  68. This post, with the juxtaposition of hair dye talk and beautiful Lucy picture, reminds me of when we were in Spain last year. A woman was walking her white standard poodle that had been dyed bright pink and green. This was obviously no accident. And then it made me think of how I can’t imagine any cat suffering through the indignities of being dyed.

    Love the new color, by the way. Your “before” looks similar to me!

  69. Hi all,
    I just wanted to chime in here because I used to sell henna at Lush, a store that a few commenters have already mentioned. I definitely agree that it’s a great product, full of conditioning shea butter and high quality henna, in 4 color formulations! Hand made with natural, animal-testing free ingredients! (Uh-oh I’m stuck in a loop. Back to henna.)

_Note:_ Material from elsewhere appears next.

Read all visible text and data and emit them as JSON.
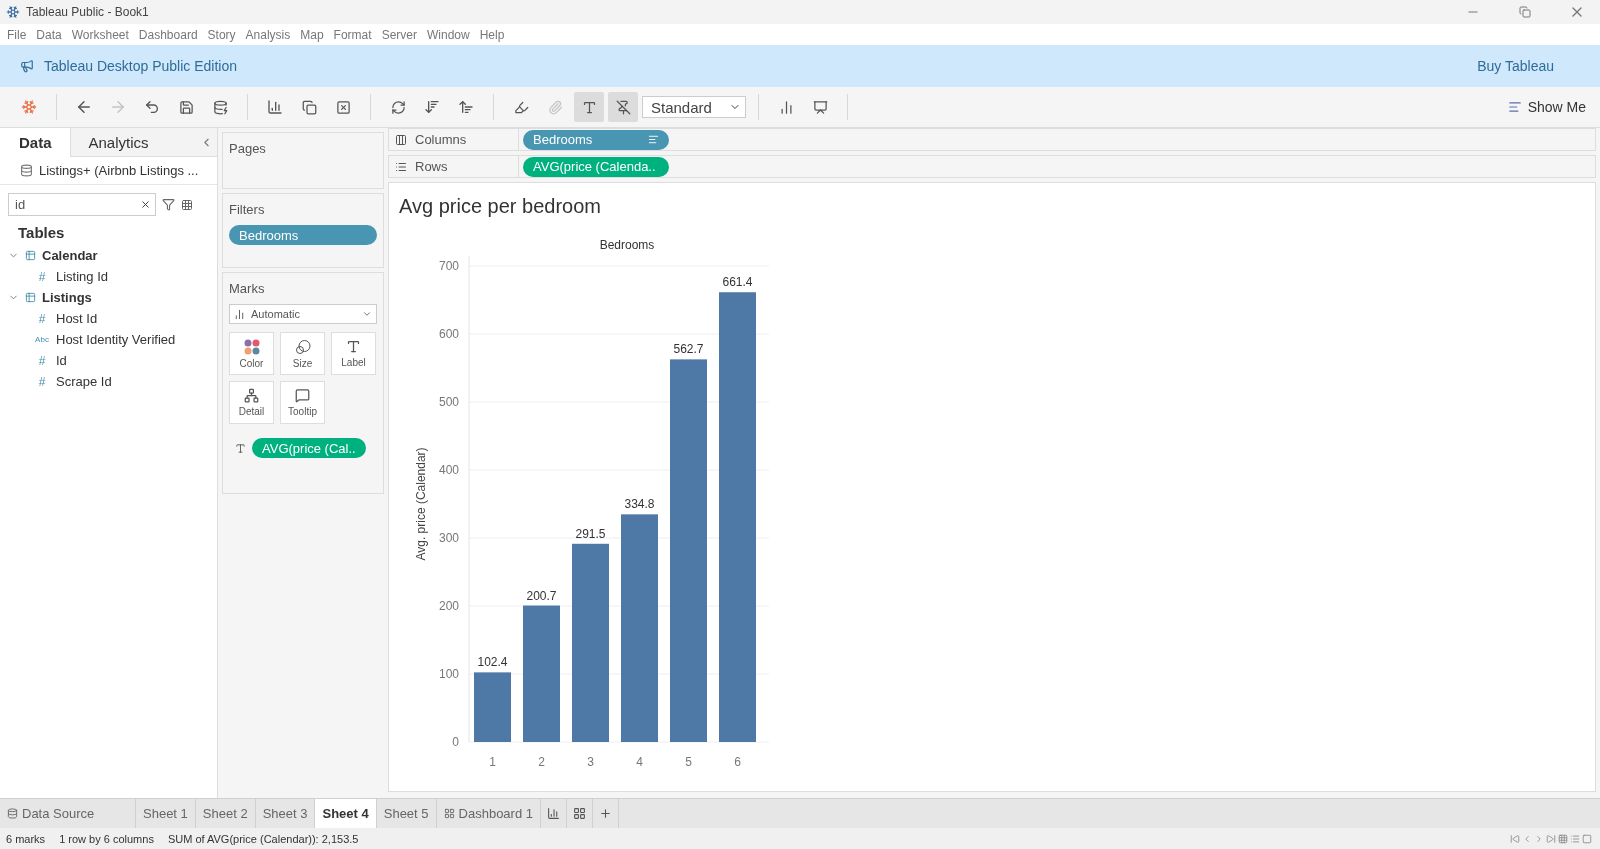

    So the difference between henna and commerical dyes is similar to the difference between stain and varnish. Dyes push pigment into the hair shaft, which is why many people complain that their hair is brittle after a dye job (not that immediate, thorough conditioning doesn’t fix that). Henna, on the other hand, coats the hair shaft like a varnish, which a) enhances the underlying color (albeit a through a coat of henna) b) and makes for a more graceful fade-out. BUT, as someone mentioned earlier, if you use a chemical process on hennaed hair, like a perm, dye, or relaxer, the henna will be forced into the hair shaft, and you’ll just have to grow it out to be rid of it. (If it doesn’t break apart first.) Also previously dyed hair accepts henna a little differently than virgin hair, and in my experience this makes the henna more fade resistant. Finally, there are lots of ways to enhance henna colors, such as mixing coffee or tea into the paste, or even paprika for a little more red. Always a fun experiment!

    Anyway, thanks for the blog! I enjoy it a lot.